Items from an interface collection
-- -- --

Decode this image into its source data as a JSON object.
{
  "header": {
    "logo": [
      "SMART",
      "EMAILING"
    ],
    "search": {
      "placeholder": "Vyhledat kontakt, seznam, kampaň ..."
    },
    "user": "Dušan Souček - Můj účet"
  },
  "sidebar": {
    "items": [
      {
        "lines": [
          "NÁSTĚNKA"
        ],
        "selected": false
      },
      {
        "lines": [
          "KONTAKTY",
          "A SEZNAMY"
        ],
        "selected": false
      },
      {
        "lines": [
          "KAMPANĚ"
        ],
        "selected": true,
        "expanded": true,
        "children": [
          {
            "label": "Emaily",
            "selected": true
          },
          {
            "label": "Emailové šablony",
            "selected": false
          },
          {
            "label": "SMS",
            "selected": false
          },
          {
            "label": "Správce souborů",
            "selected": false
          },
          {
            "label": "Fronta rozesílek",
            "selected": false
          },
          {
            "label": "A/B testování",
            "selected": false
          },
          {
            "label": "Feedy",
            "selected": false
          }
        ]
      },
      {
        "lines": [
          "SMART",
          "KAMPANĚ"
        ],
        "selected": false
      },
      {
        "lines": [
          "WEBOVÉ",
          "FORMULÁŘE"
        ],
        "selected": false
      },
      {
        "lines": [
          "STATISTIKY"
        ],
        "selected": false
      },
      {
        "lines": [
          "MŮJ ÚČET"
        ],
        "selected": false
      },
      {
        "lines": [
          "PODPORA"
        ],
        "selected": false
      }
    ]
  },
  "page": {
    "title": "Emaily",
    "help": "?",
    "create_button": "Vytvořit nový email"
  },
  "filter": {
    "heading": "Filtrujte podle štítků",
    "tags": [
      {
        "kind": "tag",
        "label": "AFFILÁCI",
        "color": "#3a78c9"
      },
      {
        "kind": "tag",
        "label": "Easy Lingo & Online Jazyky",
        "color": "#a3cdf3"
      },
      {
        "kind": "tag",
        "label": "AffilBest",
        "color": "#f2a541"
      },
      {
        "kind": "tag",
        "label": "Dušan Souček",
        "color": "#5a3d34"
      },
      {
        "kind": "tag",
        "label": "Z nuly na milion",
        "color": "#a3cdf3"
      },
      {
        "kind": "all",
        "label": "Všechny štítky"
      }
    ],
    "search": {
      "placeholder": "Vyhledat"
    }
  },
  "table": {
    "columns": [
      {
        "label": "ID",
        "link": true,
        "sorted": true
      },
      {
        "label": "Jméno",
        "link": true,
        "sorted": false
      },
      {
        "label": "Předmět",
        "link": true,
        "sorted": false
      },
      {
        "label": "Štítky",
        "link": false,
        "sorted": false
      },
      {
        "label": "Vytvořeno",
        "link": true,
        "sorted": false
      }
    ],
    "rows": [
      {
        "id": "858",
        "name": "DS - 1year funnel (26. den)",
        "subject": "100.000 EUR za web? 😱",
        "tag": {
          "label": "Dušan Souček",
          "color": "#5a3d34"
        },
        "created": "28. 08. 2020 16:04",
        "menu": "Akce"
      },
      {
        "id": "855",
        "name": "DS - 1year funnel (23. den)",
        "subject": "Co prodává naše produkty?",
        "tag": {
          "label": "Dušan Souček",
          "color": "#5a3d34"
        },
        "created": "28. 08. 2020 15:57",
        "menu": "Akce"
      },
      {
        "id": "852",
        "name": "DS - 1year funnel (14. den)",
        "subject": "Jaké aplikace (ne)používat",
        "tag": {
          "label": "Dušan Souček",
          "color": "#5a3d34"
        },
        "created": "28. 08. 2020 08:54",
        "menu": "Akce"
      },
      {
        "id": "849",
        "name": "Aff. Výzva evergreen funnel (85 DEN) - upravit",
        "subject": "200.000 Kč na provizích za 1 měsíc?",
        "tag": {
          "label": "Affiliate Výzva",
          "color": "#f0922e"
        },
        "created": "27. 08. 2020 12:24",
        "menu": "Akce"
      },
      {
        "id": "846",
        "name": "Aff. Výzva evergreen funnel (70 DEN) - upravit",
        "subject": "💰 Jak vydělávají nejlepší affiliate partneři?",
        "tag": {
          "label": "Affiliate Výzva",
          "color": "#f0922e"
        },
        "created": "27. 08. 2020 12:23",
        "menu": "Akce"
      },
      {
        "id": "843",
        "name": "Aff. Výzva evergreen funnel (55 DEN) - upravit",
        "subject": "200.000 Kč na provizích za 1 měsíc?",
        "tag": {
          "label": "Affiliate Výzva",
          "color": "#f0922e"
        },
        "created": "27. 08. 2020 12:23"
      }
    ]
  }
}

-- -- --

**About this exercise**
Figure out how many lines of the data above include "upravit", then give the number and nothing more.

**Task output**
3